Despite the apparent effects of vaccination, a challenge exists when trying to increase its uptake. According to a survey administered in Lahore, Pakistan by the Scale Consortium in collaboration with the Punjab Health Department, around 60% of unvaccinated respondents believe that the Covid-19 vaccination has harmful side effects or is fatal. Thus, the biggest impediment in this fight against Covid-19 seems to be misinformation.
The government has resorted to strict measures to counter vaccination hesitancy, including mandating all government employees to be vaccinated to continue being paid. Upon the government’s instructions, these mandates have also been imposed by restaurants, fuel stations, workplaces, and educational institutes to allow citizens full liberties in these areas.
The Government of Pakistan and others across the globe are doing their utmost to immunise their populations since this seems to be the only pathway that can bring some normality to our lives. One action that can amplify this effort is to offer incentives. Research has proven that incentives can lead to higher vaccination uptake. The Scale survey in Lahore also revealed that about 70% of unvaccinated people were willing to get vaccinated if offered a free health check-up. This can be done in the ongoing door-to-door vaccination drives where qualified doctors accompany vaccinators. These doctors could also provide essential medical check-ups to all household members regardless of them getting vaccinated. About 64% of people also mentioned that they would have gotten vaccinated if a mobile van or vaccination camp were set up in their area. This is especially crucial for remote villages and areas where people face many logistical issues while visiting vaccination centers that are far off. Incentives such as these will make vaccines accessible to a larger percent of the population and help citizens see the government’s efforts of investing in their physical well-being. Over time, this will eventually build a more positive attitude towards the state.

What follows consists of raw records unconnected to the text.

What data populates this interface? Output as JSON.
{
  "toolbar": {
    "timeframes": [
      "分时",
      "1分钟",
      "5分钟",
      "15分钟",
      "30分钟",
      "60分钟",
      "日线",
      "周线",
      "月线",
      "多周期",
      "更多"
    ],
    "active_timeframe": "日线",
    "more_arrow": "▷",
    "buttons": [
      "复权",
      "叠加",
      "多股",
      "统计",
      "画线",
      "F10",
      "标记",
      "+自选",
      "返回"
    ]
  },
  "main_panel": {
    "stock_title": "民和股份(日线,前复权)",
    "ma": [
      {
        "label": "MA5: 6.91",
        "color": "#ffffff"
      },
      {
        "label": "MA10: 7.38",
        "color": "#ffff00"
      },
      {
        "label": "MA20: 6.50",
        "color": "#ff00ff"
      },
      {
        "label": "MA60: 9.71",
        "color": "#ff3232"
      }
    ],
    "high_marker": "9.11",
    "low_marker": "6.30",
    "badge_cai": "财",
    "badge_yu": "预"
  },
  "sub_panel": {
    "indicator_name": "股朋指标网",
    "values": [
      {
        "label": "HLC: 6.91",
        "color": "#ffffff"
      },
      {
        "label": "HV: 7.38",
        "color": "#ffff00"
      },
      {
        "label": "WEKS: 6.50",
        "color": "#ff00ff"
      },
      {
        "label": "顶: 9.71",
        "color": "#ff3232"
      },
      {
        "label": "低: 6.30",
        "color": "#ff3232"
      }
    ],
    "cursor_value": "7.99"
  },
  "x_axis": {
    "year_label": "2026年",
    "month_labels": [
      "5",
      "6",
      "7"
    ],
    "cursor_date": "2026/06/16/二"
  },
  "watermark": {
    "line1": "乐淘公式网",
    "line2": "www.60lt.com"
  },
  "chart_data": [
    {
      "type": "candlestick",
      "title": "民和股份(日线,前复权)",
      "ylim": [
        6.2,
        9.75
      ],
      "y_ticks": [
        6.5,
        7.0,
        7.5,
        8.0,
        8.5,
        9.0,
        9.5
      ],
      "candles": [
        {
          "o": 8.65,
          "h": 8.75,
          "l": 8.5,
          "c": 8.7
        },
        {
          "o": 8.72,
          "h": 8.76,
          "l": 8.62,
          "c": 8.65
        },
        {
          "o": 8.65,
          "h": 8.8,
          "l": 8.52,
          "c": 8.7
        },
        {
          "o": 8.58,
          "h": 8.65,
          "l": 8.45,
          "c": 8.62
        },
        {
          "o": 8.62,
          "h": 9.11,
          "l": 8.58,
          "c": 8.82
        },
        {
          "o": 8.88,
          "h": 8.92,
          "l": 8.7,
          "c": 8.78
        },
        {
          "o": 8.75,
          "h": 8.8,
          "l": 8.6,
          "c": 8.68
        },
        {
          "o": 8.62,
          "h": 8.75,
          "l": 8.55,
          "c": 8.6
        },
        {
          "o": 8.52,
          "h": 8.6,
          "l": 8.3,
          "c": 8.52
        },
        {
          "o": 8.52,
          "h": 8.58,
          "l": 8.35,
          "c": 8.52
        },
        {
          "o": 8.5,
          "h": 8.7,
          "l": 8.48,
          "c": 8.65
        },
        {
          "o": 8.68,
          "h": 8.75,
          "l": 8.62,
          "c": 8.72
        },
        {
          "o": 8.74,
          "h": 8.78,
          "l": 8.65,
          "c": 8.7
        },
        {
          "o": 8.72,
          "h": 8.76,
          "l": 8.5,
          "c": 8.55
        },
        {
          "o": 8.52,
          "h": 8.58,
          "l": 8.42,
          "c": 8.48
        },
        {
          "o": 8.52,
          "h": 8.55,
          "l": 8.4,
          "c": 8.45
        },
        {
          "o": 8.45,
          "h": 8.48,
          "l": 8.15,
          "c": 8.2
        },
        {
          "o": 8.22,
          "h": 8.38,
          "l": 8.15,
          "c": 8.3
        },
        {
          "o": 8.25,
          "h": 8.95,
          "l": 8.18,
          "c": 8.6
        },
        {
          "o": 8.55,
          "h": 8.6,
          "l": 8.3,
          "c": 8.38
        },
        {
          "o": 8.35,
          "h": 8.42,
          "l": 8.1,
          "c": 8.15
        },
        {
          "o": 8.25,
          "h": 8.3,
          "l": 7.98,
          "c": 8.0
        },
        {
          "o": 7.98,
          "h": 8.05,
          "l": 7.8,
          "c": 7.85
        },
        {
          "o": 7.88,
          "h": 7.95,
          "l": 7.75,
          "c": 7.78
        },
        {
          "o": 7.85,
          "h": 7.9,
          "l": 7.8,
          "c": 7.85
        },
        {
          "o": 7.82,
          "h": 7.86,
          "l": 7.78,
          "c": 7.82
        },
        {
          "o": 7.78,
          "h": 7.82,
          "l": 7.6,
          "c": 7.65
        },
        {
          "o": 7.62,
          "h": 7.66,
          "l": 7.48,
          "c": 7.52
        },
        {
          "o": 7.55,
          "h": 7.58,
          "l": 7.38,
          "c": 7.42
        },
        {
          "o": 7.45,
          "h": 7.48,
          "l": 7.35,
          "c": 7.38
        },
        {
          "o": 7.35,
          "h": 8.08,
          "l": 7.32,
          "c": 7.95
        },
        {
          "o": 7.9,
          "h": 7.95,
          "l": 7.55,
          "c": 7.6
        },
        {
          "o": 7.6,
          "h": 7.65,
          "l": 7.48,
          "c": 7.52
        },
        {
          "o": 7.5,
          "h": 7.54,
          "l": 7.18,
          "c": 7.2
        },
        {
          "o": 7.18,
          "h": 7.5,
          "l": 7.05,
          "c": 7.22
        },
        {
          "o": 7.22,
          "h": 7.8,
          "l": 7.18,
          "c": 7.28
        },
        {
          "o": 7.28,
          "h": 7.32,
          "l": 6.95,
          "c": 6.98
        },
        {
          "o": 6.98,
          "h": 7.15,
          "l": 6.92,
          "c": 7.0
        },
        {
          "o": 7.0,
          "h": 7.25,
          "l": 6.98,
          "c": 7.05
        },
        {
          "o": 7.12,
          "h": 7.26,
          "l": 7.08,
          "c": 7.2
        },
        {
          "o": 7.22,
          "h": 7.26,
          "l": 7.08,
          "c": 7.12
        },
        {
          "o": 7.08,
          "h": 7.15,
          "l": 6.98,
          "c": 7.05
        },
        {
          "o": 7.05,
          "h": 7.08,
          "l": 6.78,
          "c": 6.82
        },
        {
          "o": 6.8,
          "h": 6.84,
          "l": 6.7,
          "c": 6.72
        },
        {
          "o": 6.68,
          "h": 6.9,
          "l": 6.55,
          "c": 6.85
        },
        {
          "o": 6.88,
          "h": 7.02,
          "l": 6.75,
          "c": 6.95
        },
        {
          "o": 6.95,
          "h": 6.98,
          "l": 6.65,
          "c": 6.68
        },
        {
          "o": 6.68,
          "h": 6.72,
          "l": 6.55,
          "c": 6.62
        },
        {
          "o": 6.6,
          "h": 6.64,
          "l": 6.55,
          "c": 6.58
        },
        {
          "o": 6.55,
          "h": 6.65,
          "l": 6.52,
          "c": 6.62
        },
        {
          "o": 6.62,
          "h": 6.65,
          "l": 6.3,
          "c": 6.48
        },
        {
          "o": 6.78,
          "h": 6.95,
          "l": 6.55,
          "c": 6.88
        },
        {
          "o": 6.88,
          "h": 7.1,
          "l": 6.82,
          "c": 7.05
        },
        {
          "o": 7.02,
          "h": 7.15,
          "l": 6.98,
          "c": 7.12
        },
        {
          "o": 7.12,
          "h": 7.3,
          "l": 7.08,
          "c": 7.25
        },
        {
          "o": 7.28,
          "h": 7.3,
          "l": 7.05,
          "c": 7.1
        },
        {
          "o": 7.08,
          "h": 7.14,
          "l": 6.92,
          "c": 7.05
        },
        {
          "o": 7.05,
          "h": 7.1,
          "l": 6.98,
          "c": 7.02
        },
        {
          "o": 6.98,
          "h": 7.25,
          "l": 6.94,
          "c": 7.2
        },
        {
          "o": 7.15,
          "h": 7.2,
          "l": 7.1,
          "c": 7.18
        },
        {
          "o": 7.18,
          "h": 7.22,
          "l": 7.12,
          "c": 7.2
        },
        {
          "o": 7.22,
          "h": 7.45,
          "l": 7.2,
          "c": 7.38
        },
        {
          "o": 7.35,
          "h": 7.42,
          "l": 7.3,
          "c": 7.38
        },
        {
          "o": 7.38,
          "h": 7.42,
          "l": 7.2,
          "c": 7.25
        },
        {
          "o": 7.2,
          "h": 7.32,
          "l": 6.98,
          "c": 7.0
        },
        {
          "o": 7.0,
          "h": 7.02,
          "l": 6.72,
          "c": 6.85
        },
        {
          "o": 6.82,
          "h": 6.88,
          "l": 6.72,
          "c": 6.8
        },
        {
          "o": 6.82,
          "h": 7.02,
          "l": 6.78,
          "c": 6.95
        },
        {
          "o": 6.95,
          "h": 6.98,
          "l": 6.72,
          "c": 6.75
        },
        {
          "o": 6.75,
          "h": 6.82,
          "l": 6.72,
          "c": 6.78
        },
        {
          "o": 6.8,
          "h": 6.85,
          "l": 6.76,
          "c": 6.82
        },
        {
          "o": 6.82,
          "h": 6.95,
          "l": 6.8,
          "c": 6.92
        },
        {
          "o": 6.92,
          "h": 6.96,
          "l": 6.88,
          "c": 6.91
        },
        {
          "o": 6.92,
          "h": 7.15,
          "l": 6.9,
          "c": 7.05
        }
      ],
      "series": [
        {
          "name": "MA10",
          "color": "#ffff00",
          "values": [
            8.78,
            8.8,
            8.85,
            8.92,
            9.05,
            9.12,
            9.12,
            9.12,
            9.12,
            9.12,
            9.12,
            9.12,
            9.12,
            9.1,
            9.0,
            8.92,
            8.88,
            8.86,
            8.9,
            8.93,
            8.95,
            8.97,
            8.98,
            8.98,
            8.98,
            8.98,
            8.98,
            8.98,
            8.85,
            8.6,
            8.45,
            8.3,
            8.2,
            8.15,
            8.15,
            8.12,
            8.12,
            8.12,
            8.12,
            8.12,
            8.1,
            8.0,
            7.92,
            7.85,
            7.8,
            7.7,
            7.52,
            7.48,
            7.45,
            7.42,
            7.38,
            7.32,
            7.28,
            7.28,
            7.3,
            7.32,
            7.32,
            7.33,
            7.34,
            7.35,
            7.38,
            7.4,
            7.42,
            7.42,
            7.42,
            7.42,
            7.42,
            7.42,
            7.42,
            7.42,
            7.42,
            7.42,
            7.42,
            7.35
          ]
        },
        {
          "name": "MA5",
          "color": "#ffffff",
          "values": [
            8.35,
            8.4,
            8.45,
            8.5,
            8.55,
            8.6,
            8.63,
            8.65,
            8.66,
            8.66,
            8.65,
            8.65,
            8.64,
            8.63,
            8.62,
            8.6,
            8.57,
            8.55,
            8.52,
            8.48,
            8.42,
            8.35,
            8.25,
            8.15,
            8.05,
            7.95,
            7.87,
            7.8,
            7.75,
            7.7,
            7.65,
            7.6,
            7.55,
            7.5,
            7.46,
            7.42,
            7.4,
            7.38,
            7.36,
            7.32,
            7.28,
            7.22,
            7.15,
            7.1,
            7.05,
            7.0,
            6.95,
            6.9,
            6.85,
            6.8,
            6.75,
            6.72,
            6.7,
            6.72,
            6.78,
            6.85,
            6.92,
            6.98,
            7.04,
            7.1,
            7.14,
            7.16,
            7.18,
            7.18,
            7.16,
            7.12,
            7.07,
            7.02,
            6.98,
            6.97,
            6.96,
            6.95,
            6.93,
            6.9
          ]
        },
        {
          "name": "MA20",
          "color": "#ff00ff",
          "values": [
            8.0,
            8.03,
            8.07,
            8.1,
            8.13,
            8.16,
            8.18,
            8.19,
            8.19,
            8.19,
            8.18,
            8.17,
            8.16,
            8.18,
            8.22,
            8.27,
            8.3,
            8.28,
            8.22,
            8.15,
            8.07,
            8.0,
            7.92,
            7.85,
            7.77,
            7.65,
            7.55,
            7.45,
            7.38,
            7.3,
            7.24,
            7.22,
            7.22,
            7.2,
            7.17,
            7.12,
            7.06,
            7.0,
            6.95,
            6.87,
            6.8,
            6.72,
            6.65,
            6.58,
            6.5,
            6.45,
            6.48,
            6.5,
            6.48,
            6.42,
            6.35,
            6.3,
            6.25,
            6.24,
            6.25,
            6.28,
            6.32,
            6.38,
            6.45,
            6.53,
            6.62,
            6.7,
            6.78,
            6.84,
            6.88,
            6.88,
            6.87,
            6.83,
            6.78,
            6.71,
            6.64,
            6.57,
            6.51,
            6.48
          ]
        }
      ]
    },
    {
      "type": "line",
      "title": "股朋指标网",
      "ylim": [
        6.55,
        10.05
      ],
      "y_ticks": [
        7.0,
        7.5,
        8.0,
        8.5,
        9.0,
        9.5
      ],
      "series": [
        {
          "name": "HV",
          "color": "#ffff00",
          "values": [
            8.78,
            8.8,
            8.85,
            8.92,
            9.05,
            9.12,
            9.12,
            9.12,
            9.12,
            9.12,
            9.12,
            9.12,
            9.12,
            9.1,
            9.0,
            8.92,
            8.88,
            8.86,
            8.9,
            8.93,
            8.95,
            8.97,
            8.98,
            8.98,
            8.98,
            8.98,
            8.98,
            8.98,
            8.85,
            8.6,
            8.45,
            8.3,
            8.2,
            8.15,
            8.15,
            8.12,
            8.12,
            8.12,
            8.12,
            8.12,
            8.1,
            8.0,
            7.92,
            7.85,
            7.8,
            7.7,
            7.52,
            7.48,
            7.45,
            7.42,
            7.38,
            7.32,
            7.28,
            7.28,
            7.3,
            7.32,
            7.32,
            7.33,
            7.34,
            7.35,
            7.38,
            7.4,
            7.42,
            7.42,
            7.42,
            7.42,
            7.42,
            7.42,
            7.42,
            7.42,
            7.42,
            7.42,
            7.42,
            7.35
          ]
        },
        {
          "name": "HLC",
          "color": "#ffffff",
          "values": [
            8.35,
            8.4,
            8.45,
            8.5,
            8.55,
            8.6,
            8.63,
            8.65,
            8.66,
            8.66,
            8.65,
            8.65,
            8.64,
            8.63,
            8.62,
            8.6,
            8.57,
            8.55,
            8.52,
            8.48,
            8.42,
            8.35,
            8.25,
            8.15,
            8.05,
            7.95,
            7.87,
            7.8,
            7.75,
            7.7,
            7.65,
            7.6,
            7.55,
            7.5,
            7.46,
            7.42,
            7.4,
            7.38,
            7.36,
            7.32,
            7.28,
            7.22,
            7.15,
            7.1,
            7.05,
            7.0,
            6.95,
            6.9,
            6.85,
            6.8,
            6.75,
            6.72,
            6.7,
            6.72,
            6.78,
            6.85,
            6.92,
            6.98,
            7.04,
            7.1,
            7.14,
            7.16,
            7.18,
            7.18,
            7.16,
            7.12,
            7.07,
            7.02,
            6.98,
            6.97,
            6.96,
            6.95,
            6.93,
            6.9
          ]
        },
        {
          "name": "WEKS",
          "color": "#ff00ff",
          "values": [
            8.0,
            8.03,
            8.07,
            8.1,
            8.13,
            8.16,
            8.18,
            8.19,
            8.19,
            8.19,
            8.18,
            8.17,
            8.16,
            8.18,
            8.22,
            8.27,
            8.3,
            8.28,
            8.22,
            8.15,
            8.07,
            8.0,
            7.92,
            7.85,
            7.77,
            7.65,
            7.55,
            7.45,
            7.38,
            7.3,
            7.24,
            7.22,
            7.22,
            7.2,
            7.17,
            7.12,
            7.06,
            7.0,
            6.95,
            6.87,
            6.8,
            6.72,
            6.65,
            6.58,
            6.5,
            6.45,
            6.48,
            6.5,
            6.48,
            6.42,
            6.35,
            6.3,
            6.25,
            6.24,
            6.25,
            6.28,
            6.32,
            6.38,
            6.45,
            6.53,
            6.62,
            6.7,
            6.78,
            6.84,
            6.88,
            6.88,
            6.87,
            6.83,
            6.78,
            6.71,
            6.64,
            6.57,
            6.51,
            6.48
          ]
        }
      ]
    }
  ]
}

One can easily note that vaccines are our main way back to a semblance of the lives we led. That said, it is extremely important to observe that while governments and health organisations double up on their strategies and efforts to increase vaccination rates, they cannot discount the impacts of schemes that promote a win-win outcome. Showing citizens that their elected bodies not only care about a global healthcare strategy but also in fact, keenly wish to address other issues will surely help promote cooperation. And the most effective way to do that right now seems to be incentivised programmes. We must also keep in mind that these incentive programmes will never be one-size-fits-all. Since demographics and psychographics will vary from one region to another, so will the problems faced by different communities. Organisations and governments should be careful to cater to personal issues so that they can work together with their citizens to ease the effects of Covid-19. Even though reported positivity in Pakistan has declined over the past couple of months, its population and government should still be vigilant in terms of following protocols and increasing vaccination uptake as there is every possibility of another wave.
The Analytical Angle is a monthly column where top researchers bring rigorous evidence to policy debates in Pakistan. The series is a collaboration between the Centre for Economic Research in Pakistan and Dawn.com. The views expressed are the authors’ alone.